Cuttlefish are dotted with an embodied projection device—their brain is equipped with an image-generating lobe that is capable of producing animated images on their skin—which allows them to conjure an image by simply thinking about it, an image that will immediately appear on the surface of their body. These thought-images are destined not so much for themselves but are first and foremost a means to communicate with those who are around them: other cuttlefish, sharks, rays, plankton, crabs and humans. With this dermal-cinema, these animals are capable of a cinematic agency that is at the same time far more sophisticated and far less complicated than the current human cinematic apparatus, their bodies possessing a camera, a moviola, and movie theatre all at once.
These sea creatures are thus willingly engaging in complex cinematic processes that concern not only themselves but also their audience, for whom they provide signs, send messages and create evidences.

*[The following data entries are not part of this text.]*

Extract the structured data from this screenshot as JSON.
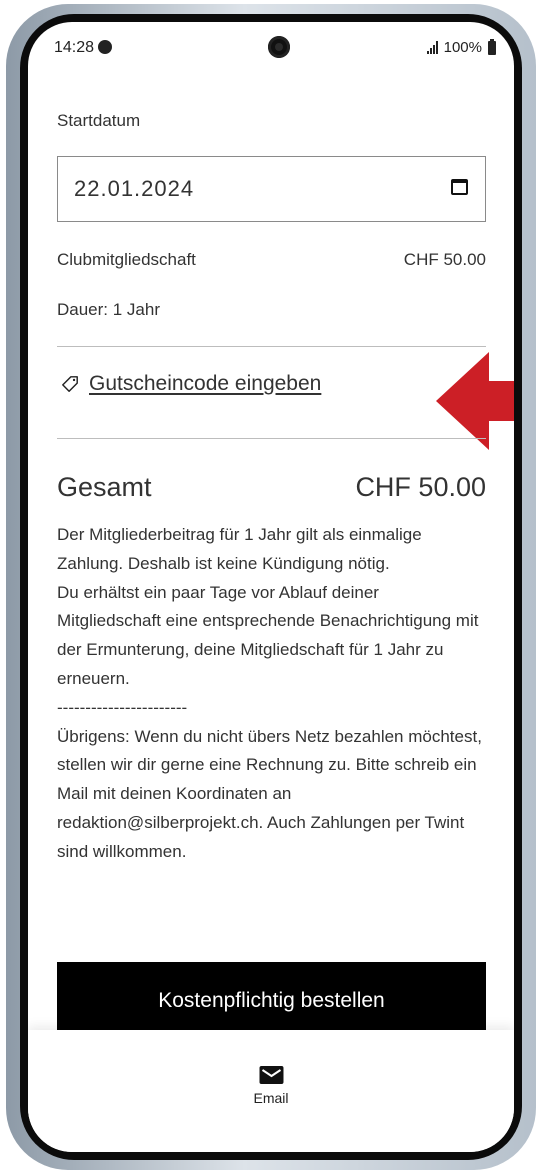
{
  "status": {
    "time": "14:28",
    "battery": "100%"
  },
  "form": {
    "start_label": "Startdatum",
    "date_value": "22.01.2024",
    "membership_name": "Clubmitgliedschaft",
    "membership_price": "CHF 50.00",
    "duration": "Dauer: 1 Jahr",
    "coupon_link": "Gutscheincode eingeben",
    "total_label": "Gesamt",
    "total_price": "CHF 50.00",
    "description": [
      "Der Mitgliederbeitrag für 1 Jahr gilt als einmalige Zahlung. Deshalb ist keine Kündigung nötig.",
      "Du erhältst ein paar Tage vor Ablauf deiner Mitgliedschaft eine entsprechende Benachrichtigung mit der Ermunterung, deine Mitgliedschaft für 1 Jahr zu erneuern.",
      "-----------------------",
      "Übrigens: Wenn du nicht übers Netz bezahlen möchtest, stellen wir dir gerne eine Rechnung zu. Bitte schreib ein Mail mit deinen Koordinaten an redaktion@silberprojekt.ch. Auch Zahlungen per Twint sind willkommen."
    ],
    "order_button": "Kostenpflichtig bestellen"
  },
  "bottom": {
    "email_label": "Email"
  },
  "colors": {
    "button_bg": "#000000",
    "annotation_arrow": "#cc1f26"
  },
  "icons": [
    "status-dot-icon",
    "camera-icon",
    "signal-icon",
    "battery-icon",
    "calendar-icon",
    "tag-icon",
    "red-arrow-icon",
    "mail-icon"
  ]
}
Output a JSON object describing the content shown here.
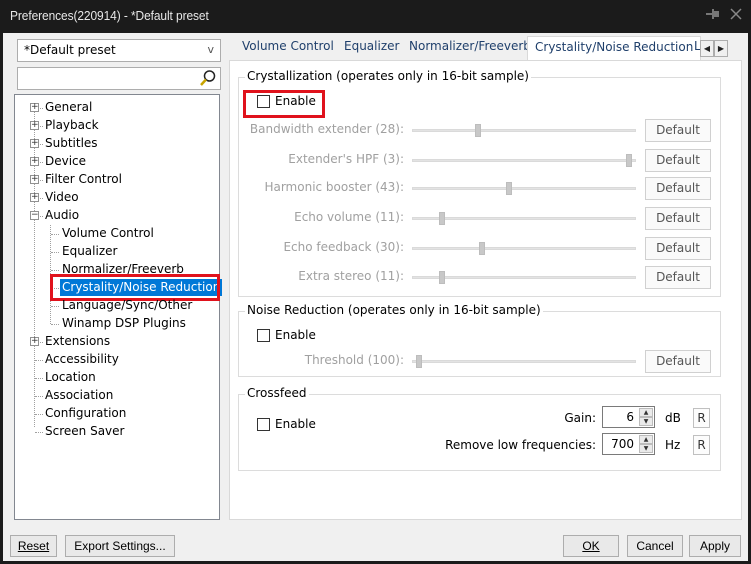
{
  "window": {
    "title": "Preferences(220914) - *Default preset",
    "pin_icon": "pin-icon",
    "close_icon": "close-icon"
  },
  "sidebar": {
    "preset_select": {
      "value": "*Default preset",
      "chevron": "v"
    },
    "search": {
      "value": "",
      "placeholder": "",
      "icon": "search-icon"
    },
    "tree": [
      {
        "label": "General",
        "level": 0,
        "expander": "+"
      },
      {
        "label": "Playback",
        "level": 0,
        "expander": "+"
      },
      {
        "label": "Subtitles",
        "level": 0,
        "expander": "+"
      },
      {
        "label": "Device",
        "level": 0,
        "expander": "+"
      },
      {
        "label": "Filter Control",
        "level": 0,
        "expander": "+"
      },
      {
        "label": "Video",
        "level": 0,
        "expander": "+"
      },
      {
        "label": "Audio",
        "level": 0,
        "expander": "-"
      },
      {
        "label": "Volume Control",
        "level": 1
      },
      {
        "label": "Equalizer",
        "level": 1
      },
      {
        "label": "Normalizer/Freeverb",
        "level": 1
      },
      {
        "label": "Crystality/Noise Reduction",
        "level": 1,
        "selected": true
      },
      {
        "label": "Language/Sync/Other",
        "level": 1
      },
      {
        "label": "Winamp DSP Plugins",
        "level": 1
      },
      {
        "label": "Extensions",
        "level": 0,
        "expander": "+"
      },
      {
        "label": "Accessibility",
        "level": 0
      },
      {
        "label": "Location",
        "level": 0
      },
      {
        "label": "Association",
        "level": 0
      },
      {
        "label": "Configuration",
        "level": 0
      },
      {
        "label": "Screen Saver",
        "level": 0
      }
    ]
  },
  "tabs": {
    "items": [
      "Volume Control",
      "Equalizer",
      "Normalizer/Freeverb",
      "Crystality/Noise Reduction",
      "L"
    ],
    "active": "Crystality/Noise Reduction",
    "scroll_left": "◀",
    "scroll_right": "▶"
  },
  "crystallization": {
    "title": "Crystallization (operates only in 16-bit sample)",
    "enable_label": "Enable",
    "enabled": false,
    "params": [
      {
        "label": "Bandwidth extender (28):",
        "value_fraction": 0.28,
        "button": "Default"
      },
      {
        "label": "Extender's HPF  (3):",
        "value_fraction": 1.0,
        "button": "Default"
      },
      {
        "label": "Harmonic booster (43):",
        "value_fraction": 0.43,
        "button": "Default"
      },
      {
        "label": "Echo volume (11):",
        "value_fraction": 0.11,
        "button": "Default"
      },
      {
        "label": "Echo feedback (30):",
        "value_fraction": 0.3,
        "button": "Default"
      },
      {
        "label": "Extra stereo (11):",
        "value_fraction": 0.11,
        "button": "Default"
      }
    ]
  },
  "noise_reduction": {
    "title": "Noise Reduction (operates only in 16-bit sample)",
    "enable_label": "Enable",
    "enabled": false,
    "params": [
      {
        "label": "Threshold (100):",
        "value_fraction": 0.0,
        "button": "Default"
      }
    ]
  },
  "crossfeed": {
    "title": "Crossfeed",
    "enable_label": "Enable",
    "enabled": false,
    "gain": {
      "label": "Gain:",
      "value": "6",
      "unit": "dB",
      "reset": "R"
    },
    "low_freq": {
      "label": "Remove low frequencies:",
      "value": "700",
      "unit": "Hz",
      "reset": "R"
    }
  },
  "footer": {
    "reset": "Reset",
    "export": "Export Settings...",
    "ok": "OK",
    "cancel": "Cancel",
    "apply": "Apply"
  },
  "annotation_color": "#e0121c",
  "selection_color": "#0078d7"
}
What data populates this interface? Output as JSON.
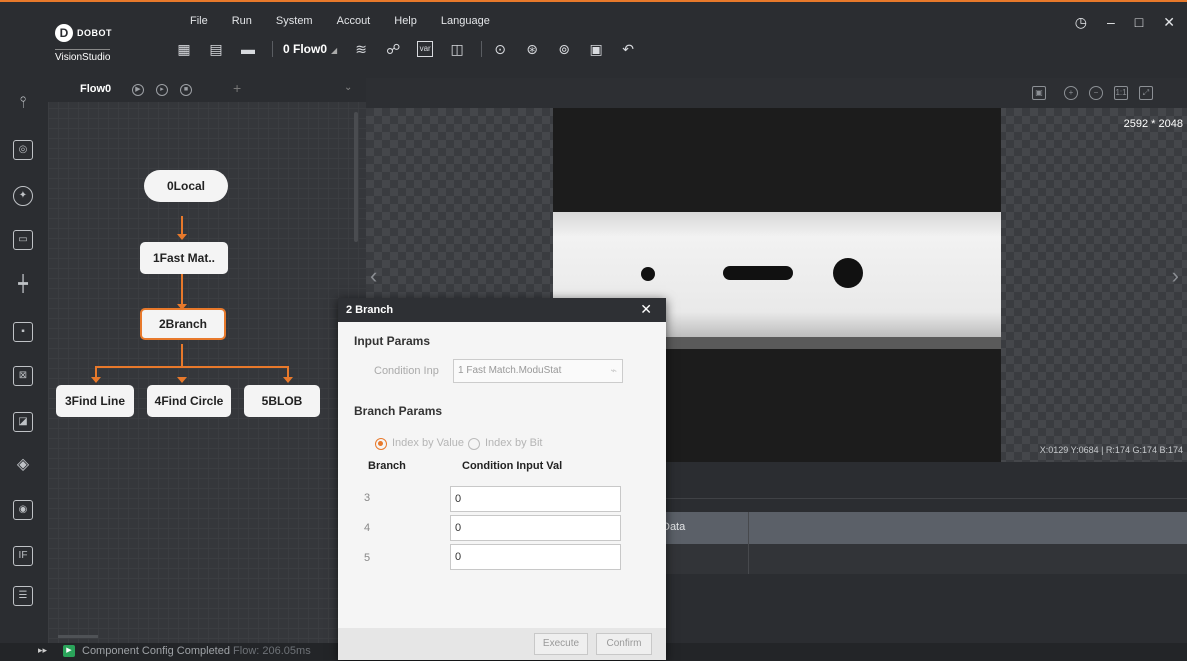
{
  "app": {
    "brand": "DOBOT",
    "product": "VisionStudio",
    "logo_glyph": "D",
    "accent_color": "#e8792b"
  },
  "menu": [
    "File",
    "Run",
    "System",
    "Accout",
    "Help",
    "Language"
  ],
  "window_controls": {
    "clock": "◷",
    "minimize": "–",
    "maximize": "□",
    "close": "✕"
  },
  "toolbar": {
    "icons": [
      "new-solution-icon",
      "save-icon",
      "open-folder-icon"
    ],
    "flow_selector": "0 Flow0",
    "flow_selector_arrow": "◢",
    "more_icons": [
      "layers-icon",
      "network-icon",
      "variable-icon",
      "camera-io-icon",
      "run-once-icon",
      "run-loop-icon",
      "stop-icon",
      "function-icon",
      "undo-icon"
    ],
    "var_label": "var"
  },
  "leftbar_icons": [
    "tool-icon",
    "camera-icon",
    "locate-icon",
    "measure-icon",
    "calibrate-icon",
    "recognize-icon",
    "vision-icon",
    "image-process-icon",
    "color-icon",
    "defect-icon",
    "logic-icon",
    "communication-icon"
  ],
  "flow_panel": {
    "tab_label": "Flow0",
    "tab_buttons": [
      "▶",
      "▸",
      "■"
    ],
    "add_label": "+",
    "chevron": "⌄",
    "nodes": {
      "local": "0Local",
      "fast_match": "1Fast Mat..",
      "branch": "2Branch",
      "find_line": "3Find Line",
      "find_circle": "4Find Circle",
      "blob": "5BLOB"
    }
  },
  "status": {
    "play_glyph": "▶",
    "expand_glyph": "▸▸",
    "message": "Component Config Completed",
    "detail": "Flow: 206.05ms"
  },
  "image_view": {
    "size_label": "2592 * 2048",
    "pixel_info": "X:0129 Y:0684 | R:174 G:174 B:174",
    "left_arrow": "‹",
    "right_arrow": "›"
  },
  "results": {
    "column_label": "Data"
  },
  "dialog": {
    "title": "2 Branch",
    "close_glyph": "✕",
    "input_section": "Input Params",
    "condition_label": "Condition Inp",
    "condition_value": "1 Fast Match.ModuStat",
    "link_glyph": "⌁",
    "branch_section": "Branch Params",
    "radio_value": "Index by Value",
    "radio_bit": "Index by Bit",
    "col_branch": "Branch",
    "col_value": "Condition Input Val",
    "rows": [
      {
        "branch": "3",
        "value": "0"
      },
      {
        "branch": "4",
        "value": "0"
      },
      {
        "branch": "5",
        "value": "0"
      }
    ],
    "execute_label": "Execute",
    "confirm_label": "Confirm"
  }
}
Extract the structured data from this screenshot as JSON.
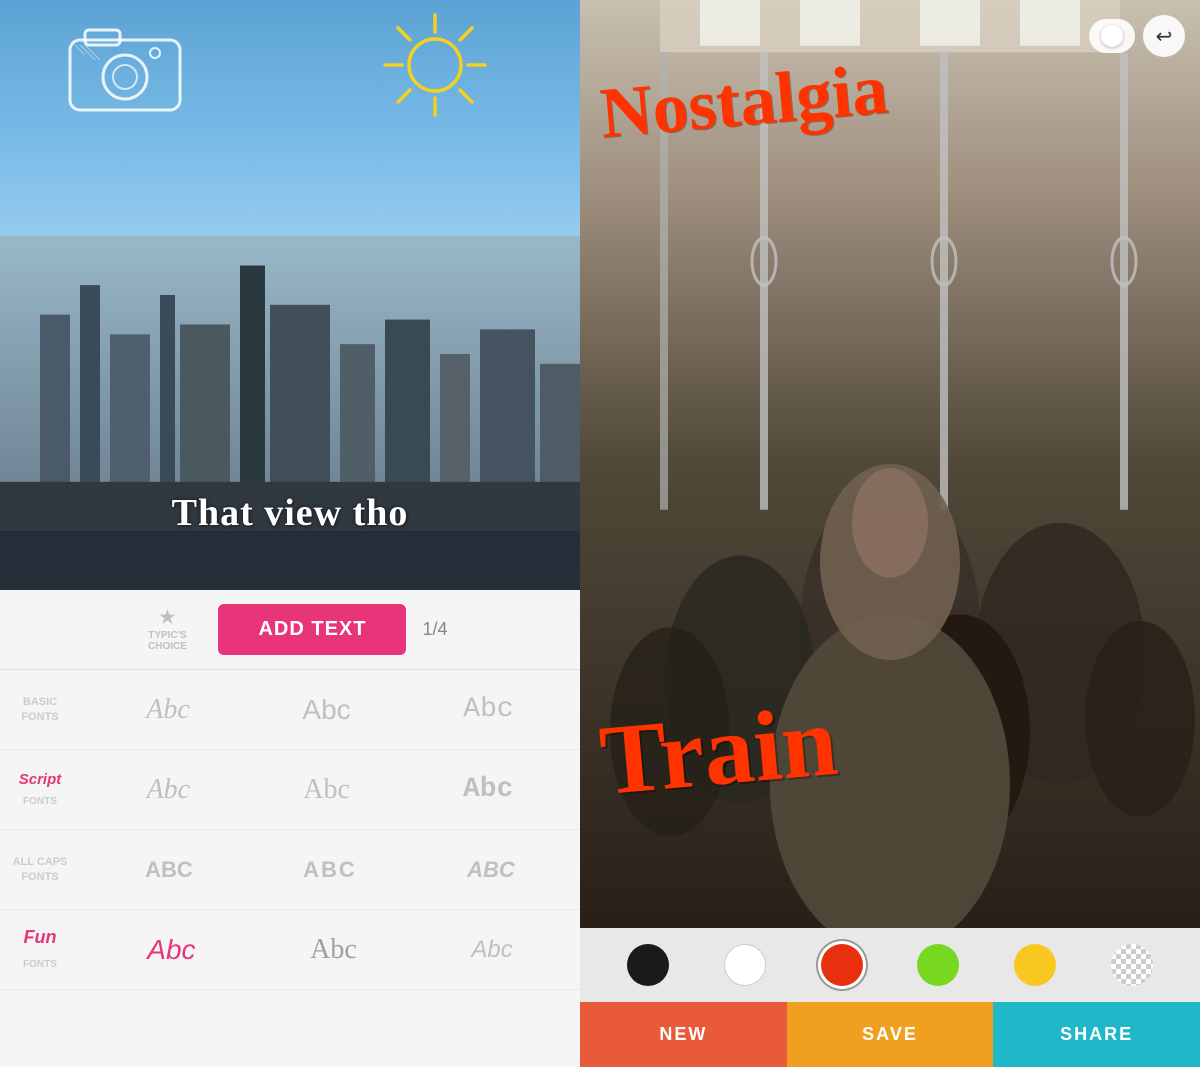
{
  "leftPanel": {
    "photoText": "That view tho",
    "addTextButton": "ADD TEXT",
    "pageIndicator": "1/4",
    "typicsChoice": {
      "star": "★",
      "line1": "TYPIC'S",
      "line2": "CHOICE"
    },
    "fontCategories": [
      {
        "id": "basic",
        "label": "BASIC\nFONTS",
        "samples": [
          "Abc",
          "Abc",
          "Abc"
        ]
      },
      {
        "id": "script",
        "label": "Script\nFONTS",
        "samples": [
          "Abc",
          "Abc",
          "Abc"
        ]
      },
      {
        "id": "allcaps",
        "label": "ALL CAPS\nFONTS",
        "samples": [
          "Abc",
          "ABC",
          "Abc"
        ]
      },
      {
        "id": "fun",
        "label": "Fun\nFONTS",
        "samples": [
          "Abc",
          "Abc",
          "Abc"
        ]
      }
    ]
  },
  "rightPanel": {
    "overlayTextNostalgia": "Nostalgia",
    "overlayTextTrain": "Train",
    "colorPalette": [
      {
        "id": "black",
        "color": "#1a1a1a",
        "selected": false
      },
      {
        "id": "white",
        "color": "#ffffff",
        "selected": false
      },
      {
        "id": "red",
        "color": "#e83010",
        "selected": true
      },
      {
        "id": "green",
        "color": "#78d820",
        "selected": false
      },
      {
        "id": "yellow",
        "color": "#f8c820",
        "selected": false
      },
      {
        "id": "checker",
        "color": "checker",
        "selected": false
      }
    ],
    "actionButtons": {
      "new": "NEW",
      "save": "SAVE",
      "share": "SHARE"
    }
  }
}
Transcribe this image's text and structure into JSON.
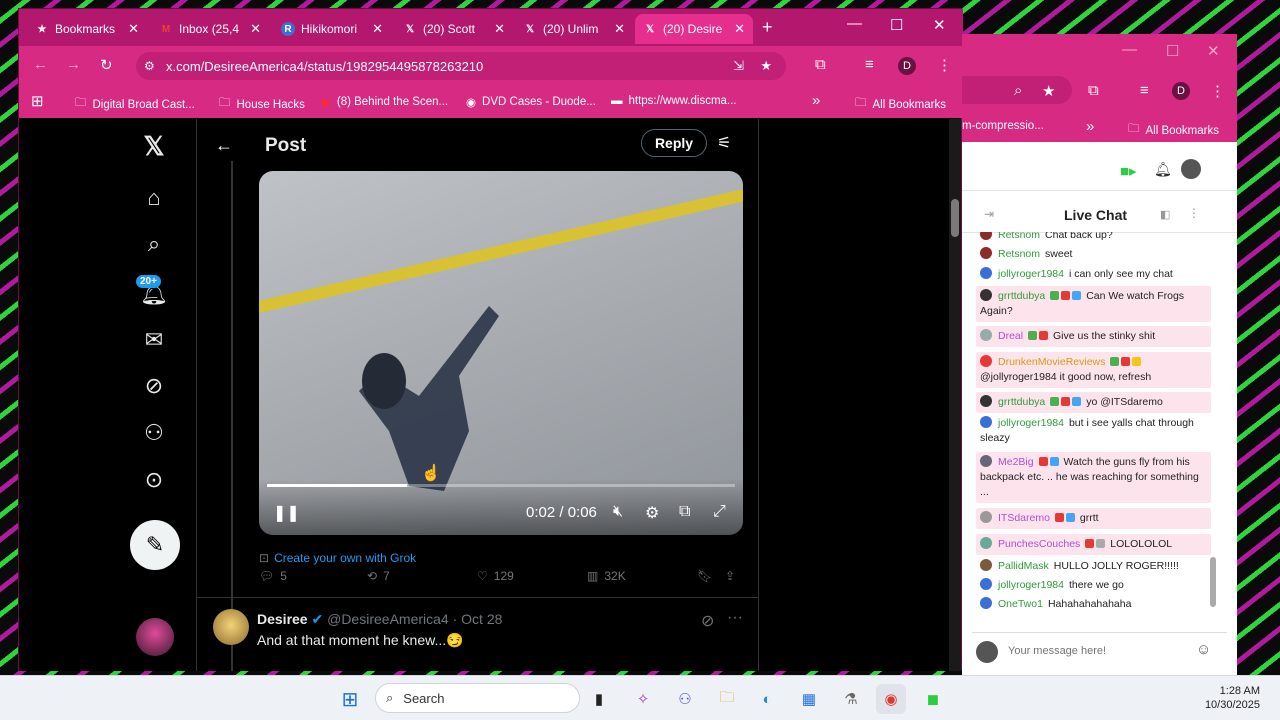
{
  "browser": {
    "tabs": [
      {
        "label": "Bookmarks",
        "icon": "star-icon"
      },
      {
        "label": "Inbox (25,4",
        "icon": "gmail-icon"
      },
      {
        "label": "Hikikomori",
        "icon": "r-icon"
      },
      {
        "label": "(20) Scott",
        "icon": "x-logo-icon"
      },
      {
        "label": "(20) Unlim",
        "icon": "x-logo-icon"
      },
      {
        "label": "(20) Desire",
        "icon": "x-logo-icon"
      }
    ],
    "url": "x.com/DesireeAmerica4/status/1982954495878263210",
    "profile_initial": "D",
    "bookmarks": [
      "Digital Broad Cast...",
      "House Hacks",
      "(8) Behind the Scen...",
      "DVD Cases - Duode...",
      "https://www.discma..."
    ],
    "all_bookmarks": "All Bookmarks"
  },
  "x": {
    "header_title": "Post",
    "reply_button": "Reply",
    "notif_badge": "20+",
    "video": {
      "time": "0:02 / 0:06",
      "progress": 0.3
    },
    "grok_link": "Create your own with Grok",
    "stats": {
      "replies": "5",
      "reposts": "7",
      "likes": "129",
      "views": "32K"
    },
    "next_post": {
      "name": "Desiree",
      "handle": "@DesireeAmerica4",
      "date": "· Oct 28",
      "text": "And at that moment he knew...😏"
    }
  },
  "chat_window": {
    "bookmark_partial": "m-compressio...",
    "all_bookmarks": "All Bookmarks",
    "profile_initial": "D",
    "title": "Live Chat",
    "messages": [
      {
        "user": "Retsnom",
        "text": "Chat back up?",
        "color": "#2e9d3a"
      },
      {
        "user": "Retsnom",
        "text": "sweet",
        "color": "#2e9d3a"
      },
      {
        "user": "jollyroger1984",
        "text": "i can only see my chat",
        "color": "#2e9d3a"
      },
      {
        "user": "grrttdubya",
        "text": "Can We watch Frogs Again?",
        "color": "#2e9d3a"
      },
      {
        "user": "Dreal",
        "text": "Give us the stinky shit",
        "color": "#b04fd6"
      },
      {
        "user": "DrunkenMovieReviews",
        "text": "@jollyroger1984 it good now, refresh",
        "color": "#d89c12"
      },
      {
        "user": "grrttdubya",
        "text": "yo @ITSdaremo",
        "color": "#2e9d3a"
      },
      {
        "user": "jollyroger1984",
        "text": "but i see yalls chat through sleazy",
        "color": "#2e9d3a"
      },
      {
        "user": "Me2Big",
        "text": "Watch the guns fly from his backpack etc. .. he was reaching for something ...",
        "color": "#b04fd6"
      },
      {
        "user": "ITSdaremo",
        "text": "grrtt",
        "color": "#b04fd6"
      },
      {
        "user": "PunchesCouches",
        "text": "LOLOLOLOL",
        "color": "#b04fd6"
      },
      {
        "user": "PallidMask",
        "text": "HULLO JOLLY ROGER!!!!!",
        "color": "#2e9d3a"
      },
      {
        "user": "jollyroger1984",
        "text": "there we go",
        "color": "#2e9d3a"
      },
      {
        "user": "OneTwo1",
        "text": "Hahahahahahaha",
        "color": "#2e9d3a"
      }
    ],
    "input_placeholder": "Your message here!"
  },
  "taskbar": {
    "search_placeholder": "Search",
    "time": "1:28 AM",
    "date": "10/30/2025"
  }
}
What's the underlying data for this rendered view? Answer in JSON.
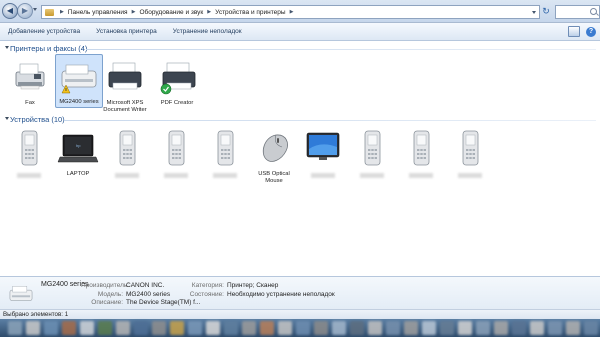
{
  "address": {
    "crumbs": [
      "Панель управления",
      "Оборудование и звук",
      "Устройства и принтеры"
    ]
  },
  "commands": [
    {
      "label": "Добавление устройства"
    },
    {
      "label": "Установка принтера"
    },
    {
      "label": "Устранение неполадок"
    }
  ],
  "printers_group": {
    "title": "Принтеры и факсы (4)",
    "items": [
      {
        "label": "Fax",
        "icon": "fax-icon"
      },
      {
        "label": "MG2400 series",
        "icon": "inkjet-printer-icon",
        "selected": true,
        "warning": true
      },
      {
        "label": "Microsoft XPS Document Writer",
        "icon": "printer-icon"
      },
      {
        "label": "PDF Creator",
        "icon": "printer-icon",
        "default": true
      }
    ]
  },
  "devices_group": {
    "title": "Устройства (10)",
    "items": [
      {
        "label": "",
        "icon": "phone-icon",
        "hidden": true
      },
      {
        "label": "LAPTOP",
        "icon": "laptop-icon"
      },
      {
        "label": "",
        "icon": "phone-icon",
        "hidden": true
      },
      {
        "label": "",
        "icon": "phone-icon",
        "hidden": true
      },
      {
        "label": "",
        "icon": "phone-icon",
        "hidden": true
      },
      {
        "label": "USB Optical Mouse",
        "icon": "mouse-icon"
      },
      {
        "label": "",
        "icon": "monitor-icon",
        "hidden": true
      },
      {
        "label": "",
        "icon": "phone-icon",
        "hidden": true
      },
      {
        "label": "",
        "icon": "phone-icon",
        "hidden": true
      },
      {
        "label": "",
        "icon": "phone-icon",
        "hidden": true
      }
    ]
  },
  "details": {
    "name": "MG2400 series",
    "manufacturer_key": "Производитель:",
    "manufacturer": "CANON INC.",
    "model_key": "Модель:",
    "model": "MG2400 series",
    "description_key": "Описание:",
    "description": "The Device Stage(TM) f...",
    "category_key": "Категория:",
    "category": "Принтер; Сканер",
    "state_key": "Состояние:",
    "state": "Необходимо устранение неполадок"
  },
  "status": {
    "selected_text": "Выбрано элементов: 1"
  },
  "colors": {
    "accent": "#1e4e8c",
    "selection": "#cfe3fb",
    "taskbar": "#2e4b6b"
  }
}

I wonder how to take into account these gestures and to unite the human cinematic efforts and attempts with theirs to generate a communal basin where art/film/poetics, science and politics compliment and support one another in bringing messages and testimonies of what is happening down there in the sea, visions that are not so much about the processes nor the means but that move a leap closer to giving a voice to the sea itself.
Curiously, current technological developments—namely the way in which information and data are no longer transmitted through mechanic, cumbersome instruments and devices, alongside the modes of transmission and processing of data and information, relying on artificial intelligences (not by chance called soft-wares, a softness close to the malleability of the cuttlefish’s skin, a haptic mode of dealing with the circulation of contents, also considering how the ‘digital’ term originally relates to digitus, the fingers)—are leading humans to become more similar to cephalopods, the respective liquid surfaces of the original and prosthetic limbs (skin for the cuttlefish, screen for the human) transmitting and projecting our emotions, impressions, and declarations to our respective surrounding worlds.
Filipa Ramos, Alonissos / Lopud, Summer 2016